===== Provided entries
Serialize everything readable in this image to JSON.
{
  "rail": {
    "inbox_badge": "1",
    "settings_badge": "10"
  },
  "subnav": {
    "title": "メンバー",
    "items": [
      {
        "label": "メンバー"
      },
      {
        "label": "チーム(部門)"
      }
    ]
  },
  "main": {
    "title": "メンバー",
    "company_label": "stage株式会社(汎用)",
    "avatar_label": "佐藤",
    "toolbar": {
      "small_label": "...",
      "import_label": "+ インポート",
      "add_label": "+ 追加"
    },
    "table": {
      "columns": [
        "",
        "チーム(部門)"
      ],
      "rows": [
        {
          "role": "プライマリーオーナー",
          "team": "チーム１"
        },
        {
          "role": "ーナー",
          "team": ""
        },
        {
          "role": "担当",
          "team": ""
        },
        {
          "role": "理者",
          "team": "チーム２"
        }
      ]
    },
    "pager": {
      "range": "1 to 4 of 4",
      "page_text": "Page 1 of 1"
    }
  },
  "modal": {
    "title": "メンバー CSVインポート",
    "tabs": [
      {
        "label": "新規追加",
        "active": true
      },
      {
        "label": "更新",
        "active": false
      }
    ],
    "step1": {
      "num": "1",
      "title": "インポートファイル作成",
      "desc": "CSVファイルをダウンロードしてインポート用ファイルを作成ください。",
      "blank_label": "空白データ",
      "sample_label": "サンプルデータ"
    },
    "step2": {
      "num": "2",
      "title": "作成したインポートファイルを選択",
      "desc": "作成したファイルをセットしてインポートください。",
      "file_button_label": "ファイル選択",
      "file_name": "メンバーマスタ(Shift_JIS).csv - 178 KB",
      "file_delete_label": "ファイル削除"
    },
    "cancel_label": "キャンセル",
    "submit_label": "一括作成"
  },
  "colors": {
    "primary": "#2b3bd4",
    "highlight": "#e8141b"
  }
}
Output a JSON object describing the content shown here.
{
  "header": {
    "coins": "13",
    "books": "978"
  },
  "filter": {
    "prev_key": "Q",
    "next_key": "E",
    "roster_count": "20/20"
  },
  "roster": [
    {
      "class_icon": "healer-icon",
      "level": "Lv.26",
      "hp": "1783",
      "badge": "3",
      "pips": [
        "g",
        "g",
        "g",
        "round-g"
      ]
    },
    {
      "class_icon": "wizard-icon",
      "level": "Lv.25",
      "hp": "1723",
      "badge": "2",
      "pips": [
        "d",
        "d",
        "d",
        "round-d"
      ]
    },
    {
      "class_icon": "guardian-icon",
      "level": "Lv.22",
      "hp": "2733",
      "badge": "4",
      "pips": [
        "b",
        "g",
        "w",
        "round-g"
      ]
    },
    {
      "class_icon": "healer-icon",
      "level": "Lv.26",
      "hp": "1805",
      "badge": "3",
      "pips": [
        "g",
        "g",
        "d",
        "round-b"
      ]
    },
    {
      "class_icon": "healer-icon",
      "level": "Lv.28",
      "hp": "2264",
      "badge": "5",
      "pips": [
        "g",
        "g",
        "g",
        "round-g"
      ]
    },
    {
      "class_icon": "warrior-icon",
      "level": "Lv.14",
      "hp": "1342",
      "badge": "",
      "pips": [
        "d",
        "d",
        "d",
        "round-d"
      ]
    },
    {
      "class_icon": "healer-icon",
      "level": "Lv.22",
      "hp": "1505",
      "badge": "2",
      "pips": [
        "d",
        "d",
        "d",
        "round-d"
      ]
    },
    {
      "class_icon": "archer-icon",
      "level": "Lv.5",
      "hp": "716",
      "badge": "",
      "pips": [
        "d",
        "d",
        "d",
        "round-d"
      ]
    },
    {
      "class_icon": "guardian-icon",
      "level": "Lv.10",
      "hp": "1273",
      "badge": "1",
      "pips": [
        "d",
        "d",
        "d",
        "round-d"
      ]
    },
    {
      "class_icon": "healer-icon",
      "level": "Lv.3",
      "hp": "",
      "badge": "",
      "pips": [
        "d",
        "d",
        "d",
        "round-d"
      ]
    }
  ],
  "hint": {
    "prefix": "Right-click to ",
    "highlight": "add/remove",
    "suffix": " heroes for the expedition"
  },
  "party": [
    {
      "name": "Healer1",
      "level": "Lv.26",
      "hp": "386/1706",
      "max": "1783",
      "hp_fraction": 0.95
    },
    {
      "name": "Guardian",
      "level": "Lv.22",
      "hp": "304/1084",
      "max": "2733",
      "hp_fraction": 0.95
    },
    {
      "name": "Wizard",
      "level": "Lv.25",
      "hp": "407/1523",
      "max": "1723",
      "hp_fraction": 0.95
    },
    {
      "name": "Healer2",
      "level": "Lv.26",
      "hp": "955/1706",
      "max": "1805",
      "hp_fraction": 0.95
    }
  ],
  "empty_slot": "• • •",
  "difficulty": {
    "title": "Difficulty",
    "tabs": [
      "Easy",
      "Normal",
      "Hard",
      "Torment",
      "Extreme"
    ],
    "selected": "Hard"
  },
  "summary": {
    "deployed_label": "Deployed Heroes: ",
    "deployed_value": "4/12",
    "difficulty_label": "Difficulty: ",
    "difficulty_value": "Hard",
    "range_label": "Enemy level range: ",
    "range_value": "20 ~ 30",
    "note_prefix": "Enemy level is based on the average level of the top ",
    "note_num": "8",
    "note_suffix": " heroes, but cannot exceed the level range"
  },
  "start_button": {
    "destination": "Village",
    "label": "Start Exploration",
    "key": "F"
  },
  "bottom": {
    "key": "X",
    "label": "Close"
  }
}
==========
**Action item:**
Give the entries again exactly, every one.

**Your response:**
Serialize everything readable in this image to JSON.
{
  "rail": {
    "inbox_badge": "1",
    "settings_badge": "10"
  },
  "subnav": {
    "title": "メンバー",
    "items": [
      {
        "label": "メンバー"
      },
      {
        "label": "チーム(部門)"
      }
    ]
  },
  "main": {
    "title": "メンバー",
    "company_label": "stage株式会社(汎用)",
    "avatar_label": "佐藤",
    "toolbar": {
      "small_label": "...",
      "import_label": "+ インポート",
      "add_label": "+ 追加"
    },
    "table": {
      "columns": [
        "",
        "チーム(部門)"
      ],
      "rows": [
        {
          "role": "プライマリーオーナー",
          "team": "チーム１"
        },
        {
          "role": "ーナー",
          "team": ""
        },
        {
          "role": "担当",
          "team": ""
        },
        {
          "role": "理者",
          "team": "チーム２"
        }
      ]
    },
    "pager": {
      "range": "1 to 4 of 4",
      "page_text": "Page 1 of 1"
    }
  },
  "modal": {
    "title": "メンバー CSVインポート",
    "tabs": [
      {
        "label": "新規追加",
        "active": true
      },
      {
        "label": "更新",
        "active": false
      }
    ],
    "step1": {
      "num": "1",
      "title": "インポートファイル作成",
      "desc": "CSVファイルをダウンロードしてインポート用ファイルを作成ください。",
      "blank_label": "空白データ",
      "sample_label": "サンプルデータ"
    },
    "step2": {
      "num": "2",
      "title": "作成したインポートファイルを選択",
      "desc": "作成したファイルをセットしてインポートください。",
      "file_button_label": "ファイル選択",
      "file_name": "メンバーマスタ(Shift_JIS).csv - 178 KB",
      "file_delete_label": "ファイル削除"
    },
    "cancel_label": "キャンセル",
    "submit_label": "一括作成"
  },
  "colors": {
    "primary": "#2b3bd4",
    "highlight": "#e8141b"
  }
}
Output a JSON object describing the content shown here.
{
  "header": {
    "coins": "13",
    "books": "978"
  },
  "filter": {
    "prev_key": "Q",
    "next_key": "E",
    "roster_count": "20/20"
  },
  "roster": [
    {
      "class_icon": "healer-icon",
      "level": "Lv.26",
      "hp": "1783",
      "badge": "3",
      "pips": [
        "g",
        "g",
        "g",
        "round-g"
      ]
    },
    {
      "class_icon": "wizard-icon",
      "level": "Lv.25",
      "hp": "1723",
      "badge": "2",
      "pips": [
        "d",
        "d",
        "d",
        "round-d"
      ]
    },
    {
      "class_icon": "guardian-icon",
      "level": "Lv.22",
      "hp": "2733",
      "badge": "4",
      "pips": [
        "b",
        "g",
        "w",
        "round-g"
      ]
    },
    {
      "class_icon": "healer-icon",
      "level": "Lv.26",
      "hp": "1805",
      "badge": "3",
      "pips": [
        "g",
        "g",
        "d",
        "round-b"
      ]
    },
    {
      "class_icon": "healer-icon",
      "level": "Lv.28",
      "hp": "2264",
      "badge": "5",
      "pips": [
        "g",
        "g",
        "g",
        "round-g"
      ]
    },
    {
      "class_icon": "warrior-icon",
      "level": "Lv.14",
      "hp": "1342",
      "badge": "",
      "pips": [
        "d",
        "d",
        "d",
        "round-d"
      ]
    },
    {
      "class_icon": "healer-icon",
      "level": "Lv.22",
      "hp": "1505",
      "badge": "2",
      "pips": [
        "d",
        "d",
        "d",
        "round-d"
      ]
    },
    {
      "class_icon": "archer-icon",
      "level": "Lv.5",
      "hp": "716",
      "badge": "",
      "pips": [
        "d",
        "d",
        "d",
        "round-d"
      ]
    },
    {
      "class_icon": "guardian-icon",
      "level": "Lv.10",
      "hp": "1273",
      "badge": "1",
      "pips": [
        "d",
        "d",
        "d",
        "round-d"
      ]
    },
    {
      "class_icon": "healer-icon",
      "level": "Lv.3",
      "hp": "",
      "badge": "",
      "pips": [
        "d",
        "d",
        "d",
        "round-d"
      ]
    }
  ],
  "hint": {
    "prefix": "Right-click to ",
    "highlight": "add/remove",
    "suffix": " heroes for the expedition"
  },
  "party": [
    {
      "name": "Healer1",
      "level": "Lv.26",
      "hp": "386/1706",
      "max": "1783",
      "hp_fraction": 0.95
    },
    {
      "name": "Guardian",
      "level": "Lv.22",
      "hp": "304/1084",
      "max": "2733",
      "hp_fraction": 0.95
    },
    {
      "name": "Wizard",
      "level": "Lv.25",
      "hp": "407/1523",
      "max": "1723",
      "hp_fraction": 0.95
    },
    {
      "name": "Healer2",
      "level": "Lv.26",
      "hp": "955/1706",
      "max": "1805",
      "hp_fraction": 0.95
    }
  ],
  "empty_slot": "• • •",
  "difficulty": {
    "title": "Difficulty",
    "tabs": [
      "Easy",
      "Normal",
      "Hard",
      "Torment",
      "Extreme"
    ],
    "selected": "Hard"
  },
  "summary": {
    "deployed_label": "Deployed Heroes: ",
    "deployed_value": "4/12",
    "difficulty_label": "Difficulty: ",
    "difficulty_value": "Hard",
    "range_label": "Enemy level range: ",
    "range_value": "20 ~ 30",
    "note_prefix": "Enemy level is based on the average level of the top ",
    "note_num": "8",
    "note_suffix": " heroes, but cannot exceed the level range"
  },
  "start_button": {
    "destination": "Village",
    "label": "Start Exploration",
    "key": "F"
  },
  "bottom": {
    "key": "X",
    "label": "Close"
  }
}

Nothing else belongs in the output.